Klout has signed a deal with community software and social media marketing solutions company Lithium Technologies, and an IPO is likely to follow.
Klout wants to help you create and share relevant content that keeps your audience influenced and engaged.
LinkedIn fourth-quarter revenue below analyst estimates. A look at Twitter’s stagnant growth. These stories, and more, in today’s Morning Social Media Newsfeed.
To celebrate reaching 1 million application installs, Hootsuite has released an infographic displaying a timeline, top apps, and the traits of a “power user.” But what exactly is a power user, and could you hold that title?
In today’s Morning Social Media Newsfeed, read about what Google’s changes in its Terms of Service will mean for you, how Twitter’s Dick Costolo was almost fired, and much more.
More BS from the world of Klout. Today, Microsoft’s Bing search engine announced it was going to expose more people to Klout’s worthlessness.
YouTube Gets the Yuck Out in Comments Cleanup (CNET)
Laugh all you want, fuzzball, but Google is changing how YouTube uploaders manage comments on their videos. The new system, which began rolling out to a limited number of uploaders on Tuesday, favors relevancy over recency and introduces enhanced moderation tools.
Pinterest Announces First Ad Product: Promoted Pins (Mashable)

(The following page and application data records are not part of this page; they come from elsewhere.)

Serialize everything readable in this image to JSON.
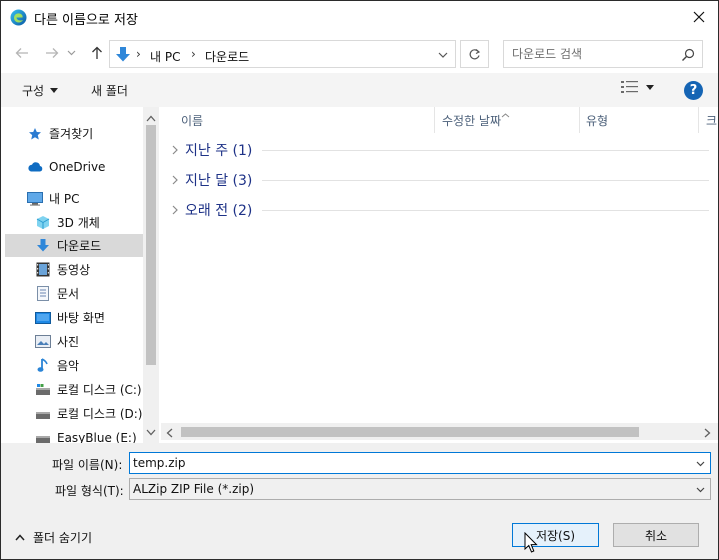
{
  "window": {
    "title": "다른 이름으로 저장",
    "app_icon": "edge-icon",
    "close_icon": "close-icon"
  },
  "nav": {
    "back_icon": "arrow-left-icon",
    "forward_icon": "arrow-right-icon",
    "recent_icon": "chevron-down-icon",
    "up_icon": "arrow-up-icon",
    "breadcrumbs": [
      "내 PC",
      "다운로드"
    ],
    "refresh_icon": "refresh-icon",
    "search_placeholder": "다운로드 검색",
    "search_icon": "search-icon"
  },
  "toolbar": {
    "organize": "구성",
    "new_folder": "새 폴더",
    "view_icon": "details-view-icon",
    "help": "?"
  },
  "sidebar": {
    "items": [
      {
        "label": "즐겨찾기",
        "icon": "star-icon",
        "level": 0
      },
      {
        "label": "OneDrive",
        "icon": "cloud-icon",
        "level": 0
      },
      {
        "label": "내 PC",
        "icon": "computer-icon",
        "level": 0
      },
      {
        "label": "3D 개체",
        "icon": "cube-icon",
        "level": 1
      },
      {
        "label": "다운로드",
        "icon": "download-icon",
        "level": 1,
        "selected": true
      },
      {
        "label": "동영상",
        "icon": "film-icon",
        "level": 1
      },
      {
        "label": "문서",
        "icon": "document-icon",
        "level": 1
      },
      {
        "label": "바탕 화면",
        "icon": "desktop-icon",
        "level": 1
      },
      {
        "label": "사진",
        "icon": "picture-icon",
        "level": 1
      },
      {
        "label": "음악",
        "icon": "music-icon",
        "level": 1
      },
      {
        "label": "로컬 디스크 (C:)",
        "icon": "drive-icon",
        "level": 1
      },
      {
        "label": "로컬 디스크 (D:)",
        "icon": "drive-icon",
        "level": 1
      },
      {
        "label": "EasyBlue (E:)",
        "icon": "drive-icon",
        "level": 1
      }
    ]
  },
  "columns": [
    "이름",
    "수정한 날짜",
    "유형",
    "크"
  ],
  "groups": [
    {
      "label": "지난 주 (1)"
    },
    {
      "label": "지난 달 (3)"
    },
    {
      "label": "오래 전 (2)"
    }
  ],
  "bottom": {
    "filename_label": "파일 이름(N):",
    "filename_value": "temp.zip",
    "filetype_label": "파일 형식(T):",
    "filetype_value": "ALZip ZIP File (*.zip)",
    "hide_folders": "폴더 숨기기",
    "save": "저장(S)",
    "cancel": "취소"
  },
  "colors": {
    "accent": "#0078d7",
    "group_text": "#1e3287",
    "column_text": "#4c607a",
    "selected_bg": "#d9d9d9",
    "help_bg": "#1464b4"
  }
}
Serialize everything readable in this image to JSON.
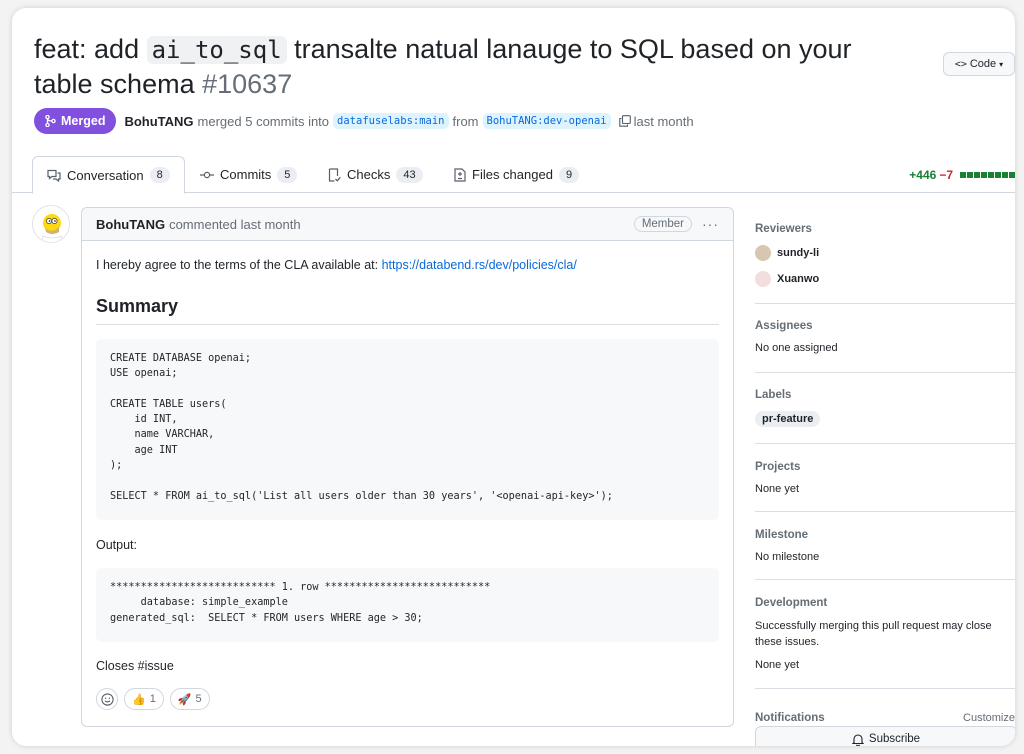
{
  "header": {
    "title_pre": "feat: add ",
    "title_code": "ai_to_sql",
    "title_post": " transalte natual lanauge to SQL based on your table schema",
    "pr_number": "#10637",
    "code_button": "Code"
  },
  "meta": {
    "status": "Merged",
    "author": "BohuTANG",
    "merge_text": "merged 5 commits into",
    "base_branch": "datafuselabs:main",
    "from_text": "from",
    "head_branch": "BohuTANG:dev-openai",
    "time": "last month"
  },
  "tabs": [
    {
      "label": "Conversation",
      "count": "8",
      "icon": "comment-discussion-icon"
    },
    {
      "label": "Commits",
      "count": "5",
      "icon": "commit-icon"
    },
    {
      "label": "Checks",
      "count": "43",
      "icon": "checklist-icon"
    },
    {
      "label": "Files changed",
      "count": "9",
      "icon": "file-diff-icon"
    }
  ],
  "diffstat": {
    "additions": "+446",
    "deletions": "−7"
  },
  "comment": {
    "author": "BohuTANG",
    "action": "commented last month",
    "role": "Member",
    "cla_text": "I hereby agree to the terms of the CLA available at: ",
    "cla_link": "https://databend.rs/dev/policies/cla/",
    "summary_heading": "Summary",
    "code1": "CREATE DATABASE openai;\nUSE openai;\n\nCREATE TABLE users(\n    id INT,\n    name VARCHAR,\n    age INT\n);\n\nSELECT * FROM ai_to_sql('List all users older than 30 years', '<openai-api-key>');",
    "output_label": "Output:",
    "code2": "*************************** 1. row ***************************\n     database: simple_example\ngenerated_sql:  SELECT * FROM users WHERE age > 30;",
    "closes": "Closes #issue",
    "reactions": [
      {
        "emoji": "👍",
        "count": "1"
      },
      {
        "emoji": "🚀",
        "count": "5"
      }
    ]
  },
  "sidebar": {
    "reviewers_title": "Reviewers",
    "reviewers": [
      "sundy-li",
      "Xuanwo"
    ],
    "assignees_title": "Assignees",
    "assignees_text": "No one assigned",
    "labels_title": "Labels",
    "label": "pr-feature",
    "projects_title": "Projects",
    "projects_text": "None yet",
    "milestone_title": "Milestone",
    "milestone_text": "No milestone",
    "development_title": "Development",
    "development_text": "Successfully merging this pull request may close these issues.",
    "development_none": "None yet",
    "notifications_title": "Notifications",
    "customize": "Customize",
    "subscribe": "Subscribe"
  },
  "colors": {
    "merged": "#8250df",
    "link": "#0969da",
    "additions": "#1a7f37",
    "deletions": "#cf222e"
  }
}
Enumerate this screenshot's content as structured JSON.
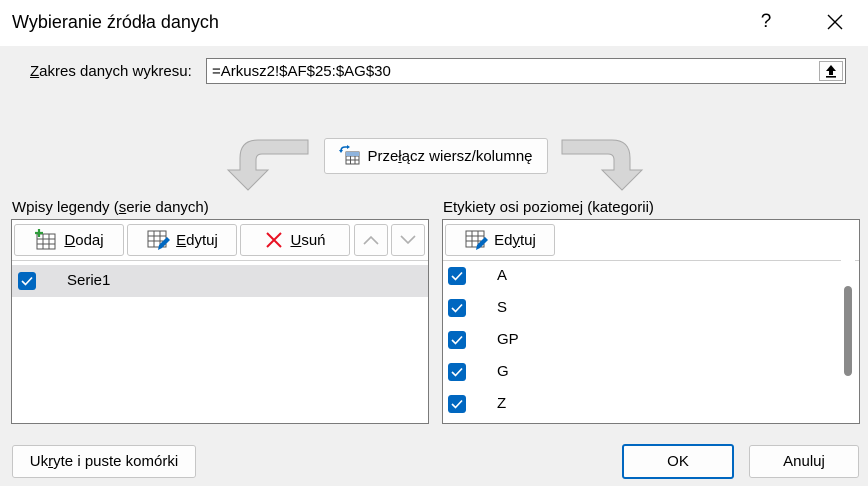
{
  "dialog": {
    "title": "Wybieranie źródła danych",
    "help_label": "?",
    "close_icon": "close-icon"
  },
  "range": {
    "label_underlined": "Z",
    "label_rest": "akres danych wykresu:",
    "value": "=Arkusz2!$AF$25:$AG$30",
    "collapse_icon": "collapse-up-arrow-icon"
  },
  "switch_button": {
    "label_pre": "Prze",
    "label_underlined": "ł",
    "label_post": "ącz wiersz/kolumnę",
    "icon": "switch-row-column-icon"
  },
  "legend": {
    "header_pre": "Wpisy legendy (",
    "header_underlined": "s",
    "header_post": "erie danych)",
    "toolbar": {
      "add": {
        "underlined": "D",
        "rest": "odaj",
        "icon": "add-table-icon"
      },
      "edit": {
        "underlined": "E",
        "rest": "dytuj",
        "icon": "edit-table-icon"
      },
      "remove": {
        "underlined": "U",
        "rest": "suń",
        "icon": "red-x-icon"
      },
      "move_up_icon": "chevron-up-icon",
      "move_down_icon": "chevron-down-icon"
    },
    "items": [
      {
        "label": "Serie1",
        "checked": true,
        "selected": true
      }
    ]
  },
  "axis": {
    "header": "Etykiety osi poziomej (kategorii)",
    "toolbar": {
      "edit": {
        "pre": "Ed",
        "underlined": "y",
        "rest": "tuj",
        "icon": "edit-table-icon"
      }
    },
    "items": [
      {
        "label": "A",
        "checked": true
      },
      {
        "label": "S",
        "checked": true
      },
      {
        "label": "GP",
        "checked": true
      },
      {
        "label": "G",
        "checked": true
      },
      {
        "label": "Z",
        "checked": true
      }
    ]
  },
  "footer": {
    "hidden_cells": {
      "pre": "Uk",
      "underlined": "r",
      "rest": "yte i puste komórki"
    },
    "ok_label": "OK",
    "cancel_label": "Anuluj"
  },
  "colors": {
    "accent": "#0067c0",
    "selected_row": "#e1e1e3",
    "dialog_bg": "#f0f0f0",
    "remove_icon": "#e81123"
  }
}
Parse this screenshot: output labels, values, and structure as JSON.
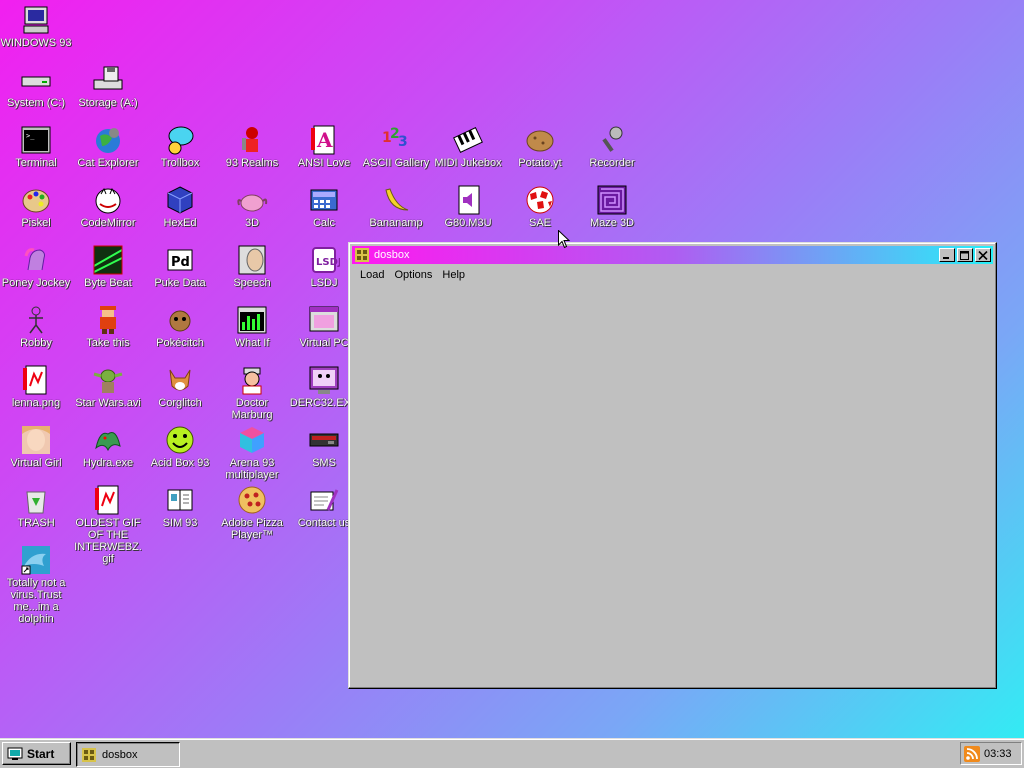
{
  "desktop_icons": [
    {
      "id": "win93",
      "label": "WINDOWS 93",
      "icon": "computer-icon"
    },
    {
      "id": "sysc",
      "label": "System (C:)",
      "icon": "hard-drive-icon"
    },
    {
      "id": "stora",
      "label": "Storage (A:)",
      "icon": "floppy-drive-icon"
    },
    {
      "id": "terminal",
      "label": "Terminal",
      "icon": "terminal-icon"
    },
    {
      "id": "catexp",
      "label": "Cat Explorer",
      "icon": "globe-cat-icon"
    },
    {
      "id": "trollbox",
      "label": "Trollbox",
      "icon": "chat-bubble-icon"
    },
    {
      "id": "realms",
      "label": "93 Realms",
      "icon": "knight-icon"
    },
    {
      "id": "ansi",
      "label": "ANSI Love",
      "icon": "letter-a-icon"
    },
    {
      "id": "ascii",
      "label": "ASCII Gallery",
      "icon": "numbers-icon"
    },
    {
      "id": "midi",
      "label": "MIDI Jukebox",
      "icon": "piano-keys-icon"
    },
    {
      "id": "potato",
      "label": "Potato.yt",
      "icon": "potato-icon"
    },
    {
      "id": "recorder",
      "label": "Recorder",
      "icon": "microphone-icon"
    },
    {
      "id": "piskel",
      "label": "Piskel",
      "icon": "palette-icon"
    },
    {
      "id": "codemirror",
      "label": "CodeMirror",
      "icon": "cat-code-icon"
    },
    {
      "id": "hexed",
      "label": "HexEd",
      "icon": "cube-icon"
    },
    {
      "id": "threed",
      "label": "3D",
      "icon": "teapot-icon"
    },
    {
      "id": "calc",
      "label": "Calc",
      "icon": "calculator-icon"
    },
    {
      "id": "bananamp",
      "label": "Bananamp",
      "icon": "banana-icon"
    },
    {
      "id": "g80",
      "label": "G80.M3U",
      "icon": "speaker-file-icon"
    },
    {
      "id": "sae",
      "label": "SAE",
      "icon": "checkered-ball-icon"
    },
    {
      "id": "maze",
      "label": "Maze 3D",
      "icon": "maze-icon"
    },
    {
      "id": "poney",
      "label": "Poney Jockey",
      "icon": "pony-icon"
    },
    {
      "id": "bytebeat",
      "label": "Byte Beat",
      "icon": "waveform-icon"
    },
    {
      "id": "puke",
      "label": "Puke Data",
      "icon": "pd-icon"
    },
    {
      "id": "speech",
      "label": "Speech",
      "icon": "face-speech-icon"
    },
    {
      "id": "lsdj",
      "label": "LSDJ",
      "icon": "lsdj-icon"
    },
    {
      "id": "robby",
      "label": "Robby",
      "icon": "stick-figure-icon"
    },
    {
      "id": "takethis",
      "label": "Take this",
      "icon": "pixel-character-icon"
    },
    {
      "id": "pokecitch",
      "label": "Pokécitch",
      "icon": "pokemon-icon"
    },
    {
      "id": "whatif",
      "label": "What If",
      "icon": "equalizer-window-icon"
    },
    {
      "id": "virtualpc",
      "label": "Virtual PC",
      "icon": "window-pc-icon"
    },
    {
      "id": "lenna",
      "label": "lenna.png",
      "icon": "image-file-icon"
    },
    {
      "id": "starwars",
      "label": "Star Wars.avi",
      "icon": "yoda-icon"
    },
    {
      "id": "corglitch",
      "label": "Corglitch",
      "icon": "corgi-icon"
    },
    {
      "id": "doctor",
      "label": "Doctor Marburg",
      "icon": "doctor-icon"
    },
    {
      "id": "derc",
      "label": "DERC32.EXE",
      "icon": "monitor-face-icon"
    },
    {
      "id": "virtualgirl",
      "label": "Virtual Girl",
      "icon": "portrait-icon"
    },
    {
      "id": "hydra",
      "label": "Hydra.exe",
      "icon": "dragon-icon"
    },
    {
      "id": "acidbox",
      "label": "Acid Box 93",
      "icon": "smiley-icon"
    },
    {
      "id": "arena",
      "label": "Arena 93 multiplayer",
      "icon": "color-cube-icon"
    },
    {
      "id": "sms",
      "label": "SMS",
      "icon": "console-icon"
    },
    {
      "id": "trash",
      "label": "TRASH",
      "icon": "recycle-bin-icon"
    },
    {
      "id": "oldestgif",
      "label": "OLDEST GIF OF THE INTERWEBZ.gif",
      "icon": "image-file-icon"
    },
    {
      "id": "sim93",
      "label": "SIM 93",
      "icon": "book-icon"
    },
    {
      "id": "pizza",
      "label": "Adobe Pizza Player™",
      "icon": "pizza-icon"
    },
    {
      "id": "contact",
      "label": "Contact us",
      "icon": "message-pen-icon"
    },
    {
      "id": "dolphin",
      "label": "Totally not a virus.Trust me...im a dolphin",
      "icon": "dolphin-shortcut-icon"
    }
  ],
  "window": {
    "title": "dosbox",
    "icon": "dosbox-icon",
    "menu": [
      "Load",
      "Options",
      "Help"
    ],
    "buttons": [
      "minimize",
      "maximize",
      "close"
    ]
  },
  "taskbar": {
    "start_label": "Start",
    "tasks": [
      {
        "label": "dosbox",
        "icon": "dosbox-icon"
      }
    ],
    "clock": "03:33",
    "tray_icon": "rss-icon"
  },
  "colors": {
    "bg_start": "#f21ff0",
    "bg_end": "#2ef0f3",
    "window_face": "#c0c0c0"
  }
}
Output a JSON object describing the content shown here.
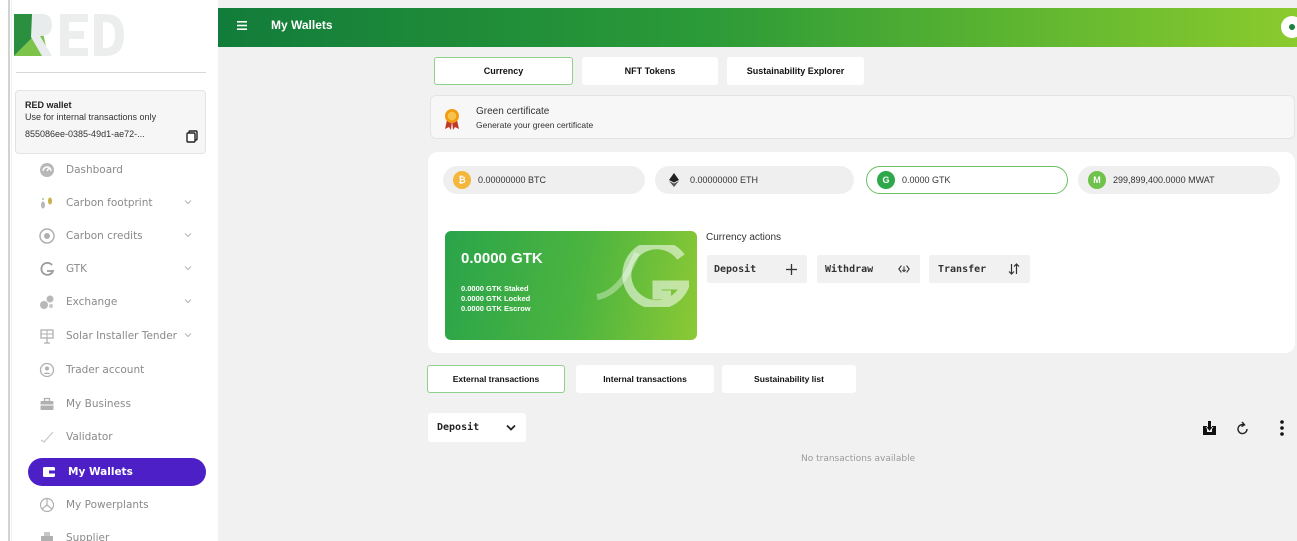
{
  "app": {
    "logo_text": "RED",
    "header_title": "My Wallets",
    "colors": {
      "accent_purple": "#4d1fc7",
      "brand_green": "#2b9a38",
      "light_green": "#8bcb2e"
    }
  },
  "wallet": {
    "title": "RED wallet",
    "subtitle": "Use for internal transactions only",
    "id": "855086ee-0385-49d1-ae72-..."
  },
  "sidebar": {
    "items": [
      {
        "label": "Dashboard",
        "icon": "dashboard-icon"
      },
      {
        "label": "Carbon footprint",
        "icon": "footprint-icon"
      },
      {
        "label": "Carbon credits",
        "icon": "credits-icon"
      },
      {
        "label": "GTK",
        "icon": "gtk-icon"
      },
      {
        "label": "Exchange",
        "icon": "exchange-icon"
      },
      {
        "label": "Solar Installer Tender",
        "icon": "solar-icon"
      },
      {
        "label": "Trader account",
        "icon": "trader-icon"
      },
      {
        "label": "My Business",
        "icon": "business-icon"
      },
      {
        "label": "Validator",
        "icon": "validator-icon"
      },
      {
        "label": "My Wallets",
        "icon": "wallet-icon"
      },
      {
        "label": "My Powerplants",
        "icon": "powerplant-icon"
      },
      {
        "label": "Supplier",
        "icon": "supplier-icon"
      }
    ]
  },
  "top_tabs": [
    {
      "label": "Currency"
    },
    {
      "label": "NFT Tokens"
    },
    {
      "label": "Sustainability Explorer"
    }
  ],
  "certificate": {
    "title": "Green certificate",
    "subtitle": "Generate your green certificate"
  },
  "currencies": [
    {
      "label": "0.00000000 BTC",
      "icon": "bitcoin-icon"
    },
    {
      "label": "0.00000000 ETH",
      "icon": "ethereum-icon"
    },
    {
      "label": "0.0000 GTK",
      "icon": "gtk-coin-icon"
    },
    {
      "label": "299,899,400.0000 MWAT",
      "icon": "mwat-coin-icon"
    }
  ],
  "gtk_card": {
    "amount": "0.0000 GTK",
    "staked": "0.0000 GTK Staked",
    "locked": "0.0000 GTK Locked",
    "escrow": "0.0000 GTK Escrow"
  },
  "actions": {
    "title": "Currency actions",
    "deposit": "Deposit",
    "withdraw": "Withdraw",
    "transfer": "Transfer"
  },
  "tx_tabs": [
    {
      "label": "External transactions"
    },
    {
      "label": "Internal transactions"
    },
    {
      "label": "Sustainability list"
    }
  ],
  "tx": {
    "filter_value": "Deposit",
    "empty_text": "No transactions available"
  }
}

It’s been a long time coming: Pinterest, the heavily funded, three-year-old image and video-sharing network, announced Thursday that it is going to begin experimenting with paid advertising. The product is called “promoted pins,” and it borrows from Twitter’s and Facebook’s ad products of the same name. Essentially, businesses will be able to pay to show certain pins at the top of search results and category feeds.
LinkedIn to Offer $1 Billion in Stock (The Wall Street Journal)
LinkedIn looking to capitalize on a strong run-up in its share price, filed Tuesday to raise $1 billion in a follow-on stock offering. After going public at $45 a share in May 2011, LinkedIn’s stock has more than quintupled.